Arts

Art Worlds Apart

This article looks into the implications of new technology and art in relation to editing software, cultural elitism, originality and on demand art.

In this article I will be looking into the implications of new technology and art in relation to editing software, cultural elitism, originality and on-demand art. There will be two primary case studies in this piece; Andy Warhol, and how he changed the way art is made, and how he updated original pieces, raising the question of whether new technologies have had implications for originality. The second case study looked at is Tracey Emin, who will be discussed in relation to how she changed the way that art is perceived. New technology and art has also brought about a new age of art; digital art. The new age of art will be discussed in relation to the accessibility of art, and just how technology and art are bound together with time.

The rise of Photoshop and other similar editing software has had a massive impact on the way in which we, as a mass audience, view art. Digital art is seen as a revolutionary art form as it allows for so many people to engage in both the making and viewing processes. With this being said, digital technologies have changed the way we paint and draw forever. The process of making art has evolved recently, despite computers being used to create and alter art throughout the 1970’s and 80’s, showing that the rise of digital art is not as recent as one would think despite its current popularity.

The rise of digital art has raised questions as to whether art has just come to borrow aspects of other pieces to stay relevant as there are now so many different forms of art, and ways in which it can be produced. Art has been borrowed and developed for generations, despite being regarded as something rather temporary. If we can adapt original art and masterpieces, giving them a modern twist, it could be argued that technology takes away from the original piece, removing the edge of individualism. Digital and modern art borrowing from art’s collective history, conveys the idea that artists have to break boundaries to make their art stand out. Another talking point surrounding digital art is the way in which you can actually be trained how to create digital art, as it is argued that training takes away from the actual talent needed to become an artist. With the idea of artistic talent being taught and used on platforms that are not static, this is deemed offensive by certain artists and art circles.

Digital art is seen as a lower class of art by many elitists. Art is still seen as something that is bought and collected by the wealthy, as seen with the large auctions where classic pieces reach the million mark very often. Traditionally, art (in particular fine art) has been something that is in the private domain as opposed to the public, despite many pieces located in free galleries, e.g.: The National Gallery in Trafalgar Square. Until art came into the public sphere it was seen only by the elite in society. Fine art has always been seen as something that holds a reputation due to those connected to it, eg: Royals. This encourages the idea of art being pretentious and out of reach, and that the industry is controlled by an influential few.

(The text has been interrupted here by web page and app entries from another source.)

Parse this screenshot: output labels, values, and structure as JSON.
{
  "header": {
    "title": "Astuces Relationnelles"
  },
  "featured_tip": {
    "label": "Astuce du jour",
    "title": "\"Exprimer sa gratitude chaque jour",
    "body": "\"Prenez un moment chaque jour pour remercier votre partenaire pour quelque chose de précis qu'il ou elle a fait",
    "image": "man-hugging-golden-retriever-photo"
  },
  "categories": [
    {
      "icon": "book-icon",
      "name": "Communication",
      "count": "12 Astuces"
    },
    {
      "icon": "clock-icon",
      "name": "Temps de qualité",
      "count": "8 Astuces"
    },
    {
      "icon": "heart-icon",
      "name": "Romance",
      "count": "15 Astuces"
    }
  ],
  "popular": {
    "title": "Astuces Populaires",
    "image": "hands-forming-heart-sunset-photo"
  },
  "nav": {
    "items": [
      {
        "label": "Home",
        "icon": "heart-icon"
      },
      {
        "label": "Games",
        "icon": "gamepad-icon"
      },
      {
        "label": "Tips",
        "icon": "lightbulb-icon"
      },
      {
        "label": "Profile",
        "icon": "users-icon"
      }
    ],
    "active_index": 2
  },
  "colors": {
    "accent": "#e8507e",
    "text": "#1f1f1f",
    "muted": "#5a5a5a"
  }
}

Tracey Emin, whose work ‘My Bed’ was exhibited in the Tate Gallery in 1999 and was shortlisted for a Turner Prize, has been outspoken in terms of the way in which she doesn’t believe in art elitism. In an interview with The Independent, Tracy discussed the idea of art being for everybody and that she believes that culture is for the masses, not just for the rich. Although Tracey has commented on art being for everybody, her work sells for high prices, with one piece, a neon sign reading ‘More Passion’, is displayed in Downing Street. The fact that her art is sold for private consumption goes against her previous comments on art elitism.

Another artist that is known to have changed the way in which we view and consume art is Andy Warhol. Warhol is known for his merging of fine art (eg: photography and drawing) with commercial products coupled with celebrities. Andy’s work brought art into the public domain in a way in which we had never seen before, as he used computers to digitally generate art, and was one of the first to incorporate popular culture and art. Warhol engaged mass audiences and changed the way in which we viewed the industry.

It is often argued that pop art blurred lines between fine art and popular culture. Pop art allowed the art industry to become less elitist and more relevant for mass consumption as it incorporated relatable content.

Digital art has also reached an on-the-go audience as art consumers can view gallery artworks online, including the archives of The National Gallery and the Tate. Art changing its identity in terms of presentation engages a new audience in terms of education. As the rise of mobile technology has made accessing information and content easier, it has meant that anyone who would like to read up on basic art history no longer has to actually visit an exhibition or buy a book to do so. This encourages user participation and keeps the interest in art alive, but is also negative in terms of generating money from sales. Education is also vital in terms of the artists; they have had to keep up-to-date avidly with the changes in the way art is made and presented to the level that some have explored technology in terms of shifting their work.

In conclusion, new technologies have had a wide range of implications for art, with the rise in editing software and digital art enhancement still a growing field, with its popularity bringing digital art to the mainstream market, connoting a feeling of an era of new art.